What the exercise asks -
Every entry needs to be reproduced exactly.

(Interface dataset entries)

⁂

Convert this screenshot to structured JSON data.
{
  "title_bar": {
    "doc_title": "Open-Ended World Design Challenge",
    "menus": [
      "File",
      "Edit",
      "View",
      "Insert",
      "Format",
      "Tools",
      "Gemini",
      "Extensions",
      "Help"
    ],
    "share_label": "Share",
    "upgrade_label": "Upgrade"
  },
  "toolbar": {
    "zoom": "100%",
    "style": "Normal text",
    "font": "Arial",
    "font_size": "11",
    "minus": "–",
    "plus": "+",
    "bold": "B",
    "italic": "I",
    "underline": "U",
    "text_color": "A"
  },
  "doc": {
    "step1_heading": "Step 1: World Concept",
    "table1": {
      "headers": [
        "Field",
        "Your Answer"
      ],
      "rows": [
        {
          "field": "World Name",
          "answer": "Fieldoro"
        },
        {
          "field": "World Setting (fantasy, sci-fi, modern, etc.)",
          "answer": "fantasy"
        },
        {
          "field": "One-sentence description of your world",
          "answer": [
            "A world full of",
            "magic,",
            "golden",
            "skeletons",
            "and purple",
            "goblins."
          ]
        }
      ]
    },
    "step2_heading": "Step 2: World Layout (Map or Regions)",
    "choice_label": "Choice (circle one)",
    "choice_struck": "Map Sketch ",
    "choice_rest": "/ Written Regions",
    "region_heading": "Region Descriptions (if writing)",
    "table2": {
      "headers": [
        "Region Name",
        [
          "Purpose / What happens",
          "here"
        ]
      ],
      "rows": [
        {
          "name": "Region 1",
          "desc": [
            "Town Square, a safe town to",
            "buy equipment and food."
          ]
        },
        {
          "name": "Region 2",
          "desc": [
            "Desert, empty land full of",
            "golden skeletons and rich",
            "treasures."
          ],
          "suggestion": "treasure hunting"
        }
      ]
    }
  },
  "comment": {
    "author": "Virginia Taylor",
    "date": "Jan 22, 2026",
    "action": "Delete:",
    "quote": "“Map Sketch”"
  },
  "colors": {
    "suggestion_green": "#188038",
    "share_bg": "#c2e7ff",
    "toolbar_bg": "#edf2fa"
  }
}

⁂

Response to the task -
Convert this screenshot to structured JSON data.
{
  "title_bar": {
    "doc_title": "Open-Ended World Design Challenge",
    "menus": [
      "File",
      "Edit",
      "View",
      "Insert",
      "Format",
      "Tools",
      "Gemini",
      "Extensions",
      "Help"
    ],
    "share_label": "Share",
    "upgrade_label": "Upgrade"
  },
  "toolbar": {
    "zoom": "100%",
    "style": "Normal text",
    "font": "Arial",
    "font_size": "11",
    "minus": "–",
    "plus": "+",
    "bold": "B",
    "italic": "I",
    "underline": "U",
    "text_color": "A"
  },
  "doc": {
    "step1_heading": "Step 1: World Concept",
    "table1": {
      "headers": [
        "Field",
        "Your Answer"
      ],
      "rows": [
        {
          "field": "World Name",
          "answer": "Fieldoro"
        },
        {
          "field": "World Setting (fantasy, sci-fi, modern, etc.)",
          "answer": "fantasy"
        },
        {
          "field": "One-sentence description of your world",
          "answer": [
            "A world full of",
            "magic,",
            "golden",
            "skeletons",
            "and purple",
            "goblins."
          ]
        }
      ]
    },
    "step2_heading": "Step 2: World Layout (Map or Regions)",
    "choice_label": "Choice (circle one)",
    "choice_struck": "Map Sketch ",
    "choice_rest": "/ Written Regions",
    "region_heading": "Region Descriptions (if writing)",
    "table2": {
      "headers": [
        "Region Name",
        [
          "Purpose / What happens",
          "here"
        ]
      ],
      "rows": [
        {
          "name": "Region 1",
          "desc": [
            "Town Square, a safe town to",
            "buy equipment and food."
          ]
        },
        {
          "name": "Region 2",
          "desc": [
            "Desert, empty land full of",
            "golden skeletons and rich",
            "treasures."
          ],
          "suggestion": "treasure hunting"
        }
      ]
    }
  },
  "comment": {
    "author": "Virginia Taylor",
    "date": "Jan 22, 2026",
    "action": "Delete:",
    "quote": "“Map Sketch”"
  },
  "colors": {
    "suggestion_green": "#188038",
    "share_bg": "#c2e7ff",
    "toolbar_bg": "#edf2fa"
  }
}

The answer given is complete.